What is needed: Would you restate all the entries exactly, leaving nothing out?

Collected data entries:
*** Block opens ***

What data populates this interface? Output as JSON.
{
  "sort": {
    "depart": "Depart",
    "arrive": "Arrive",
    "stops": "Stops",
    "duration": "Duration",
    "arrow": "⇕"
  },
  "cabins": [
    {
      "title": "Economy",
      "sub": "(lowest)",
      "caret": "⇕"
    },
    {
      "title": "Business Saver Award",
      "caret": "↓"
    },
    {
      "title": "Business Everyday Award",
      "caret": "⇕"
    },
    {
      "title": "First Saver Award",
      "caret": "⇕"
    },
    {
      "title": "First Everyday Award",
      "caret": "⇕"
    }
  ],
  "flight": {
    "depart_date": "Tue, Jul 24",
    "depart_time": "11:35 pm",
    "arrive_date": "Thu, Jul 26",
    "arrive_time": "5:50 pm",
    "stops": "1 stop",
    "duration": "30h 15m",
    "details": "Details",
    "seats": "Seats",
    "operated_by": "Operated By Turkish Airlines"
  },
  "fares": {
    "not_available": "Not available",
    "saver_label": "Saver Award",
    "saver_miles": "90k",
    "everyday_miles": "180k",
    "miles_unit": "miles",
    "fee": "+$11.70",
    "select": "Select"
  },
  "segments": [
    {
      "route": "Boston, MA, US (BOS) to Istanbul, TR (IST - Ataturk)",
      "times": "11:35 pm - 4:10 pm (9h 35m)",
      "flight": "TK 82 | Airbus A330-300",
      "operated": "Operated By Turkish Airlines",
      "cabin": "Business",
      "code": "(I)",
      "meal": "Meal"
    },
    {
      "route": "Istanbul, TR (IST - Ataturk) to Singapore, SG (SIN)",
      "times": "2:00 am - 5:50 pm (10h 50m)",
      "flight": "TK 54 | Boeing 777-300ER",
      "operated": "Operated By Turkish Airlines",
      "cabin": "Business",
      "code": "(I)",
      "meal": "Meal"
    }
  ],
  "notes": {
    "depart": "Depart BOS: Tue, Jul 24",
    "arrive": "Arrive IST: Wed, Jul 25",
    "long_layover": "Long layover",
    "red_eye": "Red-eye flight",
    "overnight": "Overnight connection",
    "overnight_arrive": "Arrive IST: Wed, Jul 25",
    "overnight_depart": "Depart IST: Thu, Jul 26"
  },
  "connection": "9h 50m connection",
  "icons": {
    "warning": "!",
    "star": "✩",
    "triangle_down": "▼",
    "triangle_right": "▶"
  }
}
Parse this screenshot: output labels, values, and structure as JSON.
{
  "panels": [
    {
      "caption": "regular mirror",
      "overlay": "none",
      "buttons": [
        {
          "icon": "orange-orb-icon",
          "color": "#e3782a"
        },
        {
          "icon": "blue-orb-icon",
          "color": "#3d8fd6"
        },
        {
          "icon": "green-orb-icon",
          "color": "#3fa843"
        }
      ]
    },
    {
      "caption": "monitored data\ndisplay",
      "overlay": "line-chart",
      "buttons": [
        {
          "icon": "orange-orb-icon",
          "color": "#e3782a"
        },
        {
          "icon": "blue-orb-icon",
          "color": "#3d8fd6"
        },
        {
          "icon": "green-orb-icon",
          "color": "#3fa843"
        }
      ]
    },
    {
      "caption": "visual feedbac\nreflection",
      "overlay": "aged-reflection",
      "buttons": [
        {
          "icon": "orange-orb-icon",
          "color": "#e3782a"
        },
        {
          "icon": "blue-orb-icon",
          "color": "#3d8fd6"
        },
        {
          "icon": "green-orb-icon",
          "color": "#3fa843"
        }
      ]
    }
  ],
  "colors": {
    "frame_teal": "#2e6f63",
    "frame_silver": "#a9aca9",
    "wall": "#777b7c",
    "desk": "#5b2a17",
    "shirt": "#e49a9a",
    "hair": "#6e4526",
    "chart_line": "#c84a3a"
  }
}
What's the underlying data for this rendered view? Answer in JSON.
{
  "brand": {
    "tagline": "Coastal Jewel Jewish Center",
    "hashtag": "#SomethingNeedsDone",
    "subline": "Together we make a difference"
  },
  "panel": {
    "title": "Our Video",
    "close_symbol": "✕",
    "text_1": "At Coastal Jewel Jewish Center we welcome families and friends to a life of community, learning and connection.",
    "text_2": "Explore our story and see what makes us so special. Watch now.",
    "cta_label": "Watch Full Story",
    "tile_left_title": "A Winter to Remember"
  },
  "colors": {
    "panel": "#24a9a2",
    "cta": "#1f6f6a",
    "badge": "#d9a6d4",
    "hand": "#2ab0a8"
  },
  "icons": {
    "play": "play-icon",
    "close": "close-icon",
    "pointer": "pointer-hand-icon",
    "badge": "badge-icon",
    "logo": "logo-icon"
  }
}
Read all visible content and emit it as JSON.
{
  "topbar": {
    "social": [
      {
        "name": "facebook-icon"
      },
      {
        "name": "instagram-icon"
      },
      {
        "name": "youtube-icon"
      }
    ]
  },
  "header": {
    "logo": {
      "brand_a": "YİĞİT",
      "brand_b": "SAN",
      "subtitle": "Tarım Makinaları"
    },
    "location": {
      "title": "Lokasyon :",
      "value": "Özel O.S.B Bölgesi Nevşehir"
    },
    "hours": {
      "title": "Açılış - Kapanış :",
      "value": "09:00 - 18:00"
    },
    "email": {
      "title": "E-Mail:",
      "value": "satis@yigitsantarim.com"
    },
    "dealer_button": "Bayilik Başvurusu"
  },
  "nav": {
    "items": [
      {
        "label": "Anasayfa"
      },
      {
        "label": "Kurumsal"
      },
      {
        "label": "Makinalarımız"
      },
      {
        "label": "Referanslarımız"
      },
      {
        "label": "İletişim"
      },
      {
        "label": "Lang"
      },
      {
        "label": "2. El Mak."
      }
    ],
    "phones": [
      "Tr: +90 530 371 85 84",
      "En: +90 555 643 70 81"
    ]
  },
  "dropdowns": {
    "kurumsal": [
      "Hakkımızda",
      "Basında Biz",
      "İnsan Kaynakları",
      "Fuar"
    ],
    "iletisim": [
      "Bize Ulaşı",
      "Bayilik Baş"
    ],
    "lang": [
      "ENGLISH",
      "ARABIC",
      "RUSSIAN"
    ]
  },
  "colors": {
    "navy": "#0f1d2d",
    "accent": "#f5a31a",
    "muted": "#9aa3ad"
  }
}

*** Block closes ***

Task answer:
What data populates this interface? Output as JSON.
{
  "sort": {
    "depart": "Depart",
    "arrive": "Arrive",
    "stops": "Stops",
    "duration": "Duration",
    "arrow": "⇕"
  },
  "cabins": [
    {
      "title": "Economy",
      "sub": "(lowest)",
      "caret": "⇕"
    },
    {
      "title": "Business Saver Award",
      "caret": "↓"
    },
    {
      "title": "Business Everyday Award",
      "caret": "⇕"
    },
    {
      "title": "First Saver Award",
      "caret": "⇕"
    },
    {
      "title": "First Everyday Award",
      "caret": "⇕"
    }
  ],
  "flight": {
    "depart_date": "Tue, Jul 24",
    "depart_time": "11:35 pm",
    "arrive_date": "Thu, Jul 26",
    "arrive_time": "5:50 pm",
    "stops": "1 stop",
    "duration": "30h 15m",
    "details": "Details",
    "seats": "Seats",
    "operated_by": "Operated By Turkish Airlines"
  },
  "fares": {
    "not_available": "Not available",
    "saver_label": "Saver Award",
    "saver_miles": "90k",
    "everyday_miles": "180k",
    "miles_unit": "miles",
    "fee": "+$11.70",
    "select": "Select"
  },
  "segments": [
    {
      "route": "Boston, MA, US (BOS) to Istanbul, TR (IST - Ataturk)",
      "times": "11:35 pm - 4:10 pm (9h 35m)",
      "flight": "TK 82 | Airbus A330-300",
      "operated": "Operated By Turkish Airlines",
      "cabin": "Business",
      "code": "(I)",
      "meal": "Meal"
    },
    {
      "route": "Istanbul, TR (IST - Ataturk) to Singapore, SG (SIN)",
      "times": "2:00 am - 5:50 pm (10h 50m)",
      "flight": "TK 54 | Boeing 777-300ER",
      "operated": "Operated By Turkish Airlines",
      "cabin": "Business",
      "code": "(I)",
      "meal": "Meal"
    }
  ],
  "notes": {
    "depart": "Depart BOS: Tue, Jul 24",
    "arrive": "Arrive IST: Wed, Jul 25",
    "long_layover": "Long layover",
    "red_eye": "Red-eye flight",
    "overnight": "Overnight connection",
    "overnight_arrive": "Arrive IST: Wed, Jul 25",
    "overnight_depart": "Depart IST: Thu, Jul 26"
  },
  "connection": "9h 50m connection",
  "icons": {
    "warning": "!",
    "star": "✩",
    "triangle_down": "▼",
    "triangle_right": "▶"
  }
}
Parse this screenshot: output labels, values, and structure as JSON.
{
  "panels": [
    {
      "caption": "regular mirror",
      "overlay": "none",
      "buttons": [
        {
          "icon": "orange-orb-icon",
          "color": "#e3782a"
        },
        {
          "icon": "blue-orb-icon",
          "color": "#3d8fd6"
        },
        {
          "icon": "green-orb-icon",
          "color": "#3fa843"
        }
      ]
    },
    {
      "caption": "monitored data\ndisplay",
      "overlay": "line-chart",
      "buttons": [
        {
          "icon": "orange-orb-icon",
          "color": "#e3782a"
        },
        {
          "icon": "blue-orb-icon",
          "color": "#3d8fd6"
        },
        {
          "icon": "green-orb-icon",
          "color": "#3fa843"
        }
      ]
    },
    {
      "caption": "visual feedbac\nreflection",
      "overlay": "aged-reflection",
      "buttons": [
        {
          "icon": "orange-orb-icon",
          "color": "#e3782a"
        },
        {
          "icon": "blue-orb-icon",
          "color": "#3d8fd6"
        },
        {
          "icon": "green-orb-icon",
          "color": "#3fa843"
        }
      ]
    }
  ],
  "colors": {
    "frame_teal": "#2e6f63",
    "frame_silver": "#a9aca9",
    "wall": "#777b7c",
    "desk": "#5b2a17",
    "shirt": "#e49a9a",
    "hair": "#6e4526",
    "chart_line": "#c84a3a"
  }
}
What's the underlying data for this rendered view? Answer in JSON.
{
  "brand": {
    "tagline": "Coastal Jewel Jewish Center",
    "hashtag": "#SomethingNeedsDone",
    "subline": "Together we make a difference"
  },
  "panel": {
    "title": "Our Video",
    "close_symbol": "✕",
    "text_1": "At Coastal Jewel Jewish Center we welcome families and friends to a life of community, learning and connection.",
    "text_2": "Explore our story and see what makes us so special. Watch now.",
    "cta_label": "Watch Full Story",
    "tile_left_title": "A Winter to Remember"
  },
  "colors": {
    "panel": "#24a9a2",
    "cta": "#1f6f6a",
    "badge": "#d9a6d4",
    "hand": "#2ab0a8"
  },
  "icons": {
    "play": "play-icon",
    "close": "close-icon",
    "pointer": "pointer-hand-icon",
    "badge": "badge-icon",
    "logo": "logo-icon"
  }
}
Read all visible content and emit it as JSON.
{
  "topbar": {
    "social": [
      {
        "name": "facebook-icon"
      },
      {
        "name": "instagram-icon"
      },
      {
        "name": "youtube-icon"
      }
    ]
  },
  "header": {
    "logo": {
      "brand_a": "YİĞİT",
      "brand_b": "SAN",
      "subtitle": "Tarım Makinaları"
    },
    "location": {
      "title": "Lokasyon :",
      "value": "Özel O.S.B Bölgesi Nevşehir"
    },
    "hours": {
      "title": "Açılış - Kapanış :",
      "value": "09:00 - 18:00"
    },
    "email": {
      "title": "E-Mail:",
      "value": "satis@yigitsantarim.com"
    },
    "dealer_button": "Bayilik Başvurusu"
  },
  "nav": {
    "items": [
      {
        "label": "Anasayfa"
      },
      {
        "label": "Kurumsal"
      },
      {
        "label": "Makinalarımız"
      },
      {
        "label": "Referanslarımız"
      },
      {
        "label": "İletişim"
      },
      {
        "label": "Lang"
      },
      {
        "label": "2. El Mak."
      }
    ],
    "phones": [
      "Tr: +90 530 371 85 84",
      "En: +90 555 643 70 81"
    ]
  },
  "dropdowns": {
    "kurumsal": [
      "Hakkımızda",
      "Basında Biz",
      "İnsan Kaynakları",
      "Fuar"
    ],
    "iletisim": [
      "Bize Ulaşı",
      "Bayilik Baş"
    ],
    "lang": [
      "ENGLISH",
      "ARABIC",
      "RUSSIAN"
    ]
  },
  "colors": {
    "navy": "#0f1d2d",
    "accent": "#f5a31a",
    "muted": "#9aa3ad"
  }
}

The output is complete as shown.